**THE TASK**: Among the lines below, count those containing the word "structured". Give the number only.

**INPUT MATERIAL**:
# # # #

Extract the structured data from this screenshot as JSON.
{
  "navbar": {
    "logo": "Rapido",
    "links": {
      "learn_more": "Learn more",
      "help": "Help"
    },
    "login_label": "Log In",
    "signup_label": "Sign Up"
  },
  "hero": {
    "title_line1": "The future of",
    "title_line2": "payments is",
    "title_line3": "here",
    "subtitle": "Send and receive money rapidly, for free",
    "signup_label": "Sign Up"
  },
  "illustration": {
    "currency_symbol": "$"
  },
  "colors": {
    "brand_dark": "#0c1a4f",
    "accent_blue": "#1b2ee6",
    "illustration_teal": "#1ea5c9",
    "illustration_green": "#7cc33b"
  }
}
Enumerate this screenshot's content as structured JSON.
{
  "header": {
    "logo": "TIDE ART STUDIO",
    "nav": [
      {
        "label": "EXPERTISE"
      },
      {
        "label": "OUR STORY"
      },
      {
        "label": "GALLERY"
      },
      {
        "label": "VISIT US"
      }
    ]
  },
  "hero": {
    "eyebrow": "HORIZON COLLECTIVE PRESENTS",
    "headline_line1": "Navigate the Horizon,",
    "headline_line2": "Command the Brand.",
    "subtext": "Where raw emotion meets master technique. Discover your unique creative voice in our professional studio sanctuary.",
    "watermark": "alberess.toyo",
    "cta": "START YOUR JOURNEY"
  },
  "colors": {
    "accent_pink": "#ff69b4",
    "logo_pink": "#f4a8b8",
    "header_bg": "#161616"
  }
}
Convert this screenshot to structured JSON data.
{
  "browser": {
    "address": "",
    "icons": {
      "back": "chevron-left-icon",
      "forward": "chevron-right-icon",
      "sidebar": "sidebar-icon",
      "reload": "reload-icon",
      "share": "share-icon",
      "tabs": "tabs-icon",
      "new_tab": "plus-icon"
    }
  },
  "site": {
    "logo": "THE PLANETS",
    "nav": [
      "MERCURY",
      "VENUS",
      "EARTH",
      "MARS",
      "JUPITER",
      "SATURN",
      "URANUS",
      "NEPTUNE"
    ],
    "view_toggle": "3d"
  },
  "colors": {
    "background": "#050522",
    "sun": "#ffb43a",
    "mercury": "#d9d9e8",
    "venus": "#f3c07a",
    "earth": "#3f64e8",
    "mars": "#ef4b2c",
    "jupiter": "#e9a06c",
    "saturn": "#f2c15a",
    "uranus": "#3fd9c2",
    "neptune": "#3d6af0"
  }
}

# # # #

**EXERCISE RESPONSE**: 3